Let's Talk About Headaches and Migraines


Almost everyone experiences headaches, including children. Headaches are common in children and have many causes and levels of severity. Most headaches cause a dull pain around the front, top, or sides of the head. Migraine headaches are different. Migraines in children are occasional headaches that usually last several hours, produce nausea, vomiting or loss of appetite, and are relieved by rest or sleep. Often bright lights and loud sounds make them worse. A migraine headache can produce pounding, or throbbing. It can be constant and movement can make it worse. Children with migraines can have temporary problems with eyesight, speech, sensation, or movement of the body. Migraines can be disabling and children with migraines often need to stay home from school or skip sports or other activities until they feel better.

What causes migraine headaches?
The brain cannot “feel” pain. The brain does not have nerve endings (pain sensors), like you have in your fingers or toes. However, there are pain sensors in the blood vessels inside and around the brain and in the tissues that cover the brain. Many doctors think migraines happen when blood vessels in the brain get narrow and when they expand. Some think certain chemicals in the brain cause migraines.

Most agree that different things (called “triggers”) can bring on a migraine attack. Some common triggers are:

  • Stress
  • Missing or delaying meals
  • Menstruation
  • Certain foods such as cheese, chocolate, MSG, caffeine, aspartame, nuts, pizza, and processed meat
  • Too much or too little sleep
  • Weather changes
  • Travel
All migraines start differently. Some children say they just don’t feel right. Light, smells, sound, or physical activity may bother them and make them feel worse. They may become nauseated and vomit. Some have muscle weakness, lose their balance and stumble, or have trouble talking. Some children have an “aura” about 10–30 minutes before a migraine starts. An “aura” is a warning sign that a migraine is about to start. Blurred vision or seeing spots, colored balls, jagged lines, or bright lights are the most common auras. Some children say they smell something funny.

How will the doctor diagnose my child’s migraines?
A pediatric neurologist will evaluate your child. This includes a history and physical examination. They may also order tests to look for what may be causing the migraines. These may include blood or urine tests, a CT scan, or an MRI of the brain. Usually, the child does not have a serious medical condition.

How will the doctor treat my child’s migraines?
The first step is to make some healthy lifestyle changes. Without these basic health measures, other treatments may not work. Your child should:
  • Drink lots of liquids and eat a balanced diet with healthy meals three times a day.
  • Take part in enjoyable physical activity for at least 30 minutes a day. Some examples are walking, hiking, playing sports, or swimming.
Most migraines can be managed at home. If a migraine does not improve with rescue medicines, the goal will be to get your child to sleep. Your child should lie down in a darkened, quiet room.

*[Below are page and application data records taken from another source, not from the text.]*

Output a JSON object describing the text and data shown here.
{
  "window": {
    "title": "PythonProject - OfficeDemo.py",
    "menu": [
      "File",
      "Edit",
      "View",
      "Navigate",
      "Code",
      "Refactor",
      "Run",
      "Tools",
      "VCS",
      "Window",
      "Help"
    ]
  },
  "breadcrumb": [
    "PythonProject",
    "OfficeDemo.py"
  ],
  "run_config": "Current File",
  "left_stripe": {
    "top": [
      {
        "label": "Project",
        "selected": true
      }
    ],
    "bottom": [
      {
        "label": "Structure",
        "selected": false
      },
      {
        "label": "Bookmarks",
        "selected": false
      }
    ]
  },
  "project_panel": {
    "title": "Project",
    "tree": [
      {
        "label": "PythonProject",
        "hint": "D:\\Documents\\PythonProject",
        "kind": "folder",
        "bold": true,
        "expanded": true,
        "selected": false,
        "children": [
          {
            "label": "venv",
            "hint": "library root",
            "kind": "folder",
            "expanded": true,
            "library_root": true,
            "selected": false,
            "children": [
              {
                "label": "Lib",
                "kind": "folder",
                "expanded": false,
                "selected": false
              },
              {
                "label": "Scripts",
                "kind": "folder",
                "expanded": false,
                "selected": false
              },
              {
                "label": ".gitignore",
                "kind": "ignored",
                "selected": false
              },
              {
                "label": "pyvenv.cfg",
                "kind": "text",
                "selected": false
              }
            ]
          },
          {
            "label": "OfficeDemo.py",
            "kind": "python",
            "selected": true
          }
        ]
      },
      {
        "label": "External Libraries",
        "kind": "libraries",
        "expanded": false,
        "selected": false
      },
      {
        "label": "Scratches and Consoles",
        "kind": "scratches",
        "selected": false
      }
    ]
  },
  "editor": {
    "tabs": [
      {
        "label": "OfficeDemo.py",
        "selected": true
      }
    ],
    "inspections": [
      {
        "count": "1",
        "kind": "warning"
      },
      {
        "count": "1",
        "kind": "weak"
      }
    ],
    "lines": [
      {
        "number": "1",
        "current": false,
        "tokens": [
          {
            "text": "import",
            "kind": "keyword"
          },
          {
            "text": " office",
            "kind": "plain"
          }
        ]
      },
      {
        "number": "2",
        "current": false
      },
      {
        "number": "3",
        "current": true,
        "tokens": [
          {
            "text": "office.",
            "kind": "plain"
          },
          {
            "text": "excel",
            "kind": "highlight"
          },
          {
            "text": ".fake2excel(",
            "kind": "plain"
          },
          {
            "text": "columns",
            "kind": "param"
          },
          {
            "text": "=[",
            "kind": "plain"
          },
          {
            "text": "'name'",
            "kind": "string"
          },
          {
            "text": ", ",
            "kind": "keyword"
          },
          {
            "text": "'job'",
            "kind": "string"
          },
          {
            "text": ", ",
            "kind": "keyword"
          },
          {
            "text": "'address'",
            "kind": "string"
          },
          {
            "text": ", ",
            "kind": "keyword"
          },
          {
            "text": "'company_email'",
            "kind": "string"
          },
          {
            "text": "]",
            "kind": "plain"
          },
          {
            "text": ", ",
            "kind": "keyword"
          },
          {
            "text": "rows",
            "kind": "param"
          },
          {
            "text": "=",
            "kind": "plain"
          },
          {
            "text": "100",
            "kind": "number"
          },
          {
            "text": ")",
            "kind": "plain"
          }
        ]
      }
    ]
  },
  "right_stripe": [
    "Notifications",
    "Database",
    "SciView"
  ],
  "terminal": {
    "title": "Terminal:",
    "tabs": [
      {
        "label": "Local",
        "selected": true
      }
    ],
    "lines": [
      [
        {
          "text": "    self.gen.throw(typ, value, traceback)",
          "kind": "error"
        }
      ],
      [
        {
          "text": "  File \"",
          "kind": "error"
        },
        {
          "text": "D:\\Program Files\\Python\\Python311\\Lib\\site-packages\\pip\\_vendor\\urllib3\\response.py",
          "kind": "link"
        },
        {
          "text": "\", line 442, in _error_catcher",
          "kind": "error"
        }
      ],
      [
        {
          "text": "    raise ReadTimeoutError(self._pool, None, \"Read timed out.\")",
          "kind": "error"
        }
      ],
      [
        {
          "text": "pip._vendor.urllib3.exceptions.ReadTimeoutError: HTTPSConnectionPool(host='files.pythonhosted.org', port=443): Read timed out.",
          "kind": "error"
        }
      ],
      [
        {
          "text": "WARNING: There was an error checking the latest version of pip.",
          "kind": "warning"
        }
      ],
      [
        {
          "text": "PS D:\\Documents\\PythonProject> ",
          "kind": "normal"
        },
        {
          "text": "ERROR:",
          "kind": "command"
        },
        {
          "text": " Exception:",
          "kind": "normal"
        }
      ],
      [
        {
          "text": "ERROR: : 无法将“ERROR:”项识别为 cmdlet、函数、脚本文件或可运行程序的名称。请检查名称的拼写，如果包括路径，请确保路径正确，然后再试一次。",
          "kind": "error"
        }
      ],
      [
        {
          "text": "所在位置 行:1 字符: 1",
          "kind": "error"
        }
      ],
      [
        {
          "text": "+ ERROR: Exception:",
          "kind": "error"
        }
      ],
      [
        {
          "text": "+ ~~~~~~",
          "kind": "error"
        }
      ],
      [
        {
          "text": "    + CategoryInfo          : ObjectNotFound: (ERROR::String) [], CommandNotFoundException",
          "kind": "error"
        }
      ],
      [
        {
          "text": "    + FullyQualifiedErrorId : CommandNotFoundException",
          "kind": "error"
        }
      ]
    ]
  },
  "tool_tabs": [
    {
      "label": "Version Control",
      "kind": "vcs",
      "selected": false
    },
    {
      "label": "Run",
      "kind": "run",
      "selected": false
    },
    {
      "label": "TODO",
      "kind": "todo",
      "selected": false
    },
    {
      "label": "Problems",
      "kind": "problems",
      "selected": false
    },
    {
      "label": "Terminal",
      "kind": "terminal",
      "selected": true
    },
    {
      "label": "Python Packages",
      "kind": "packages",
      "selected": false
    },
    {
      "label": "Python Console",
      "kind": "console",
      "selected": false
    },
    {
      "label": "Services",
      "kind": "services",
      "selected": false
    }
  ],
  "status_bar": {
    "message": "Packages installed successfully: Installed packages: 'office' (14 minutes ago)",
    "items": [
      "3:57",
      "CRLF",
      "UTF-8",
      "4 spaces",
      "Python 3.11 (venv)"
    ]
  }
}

Your child should see a doctor if:
  • Your child has migraines that wake him from a deep sleep.
  • Your child develops problems with vision, personality, coordination, or school performance.
  • Your child has a sudden migraine that is the worst ever.
  • Your child has depression or anxiety.
Rescue plans typically start with over-the-counter medicines. Over-the-counter means you can get the medicine without a doctor’s prescription. Your pediatric neurologist will help you and your child’s primary care doctor to make a plan. You can use this plan to treat migraines that do not respond to usual treatment. This should help so you don’t have to call your child’s doctor or bring your child to the emergency room.

Get the proper amount of sleep (minimum of eight hours). This is important. Lack of proper sleep often triggers migraines. The next step is to recognize and avoid triggers that cause your child’s migraines. Sometimes triggers are not obvious and cannot be identified. To help figure out what triggers your child’s migraines, doctors often ask parents and older kids and teens to keep a migraine diary. This will show you when migraines happen, how long they last, and what may trigger them.

Occasional migraines are fewer than four a month, last less than 24 hours, and do not interfere with school attendance or other activities. These can be treated with medicine. These medicines work best when given as early as possible after the headache starts. The longer a headache lasts, the harder it is to stop. Ask your child’s primary care doctor to provide a letter for the school so your child can receive rescue medicine as soon as the migraine starts. A daily medicine to prevent migraines may be helpful. This is true if the migraines happen once a week or more, last several days, interfere with school attendance or performance, or cause neurological problems. Your child’s doctor will consider how often the headaches happen. The doctor will discuss with you the medicine’s possible benefit and side effects. You can use non-medication or complimentary treatments with medicine. These may help treat or minimize the migraines. These include relaxation training, massage, physical therapy, biofeedback, self-hypnosis, and imagery therapy.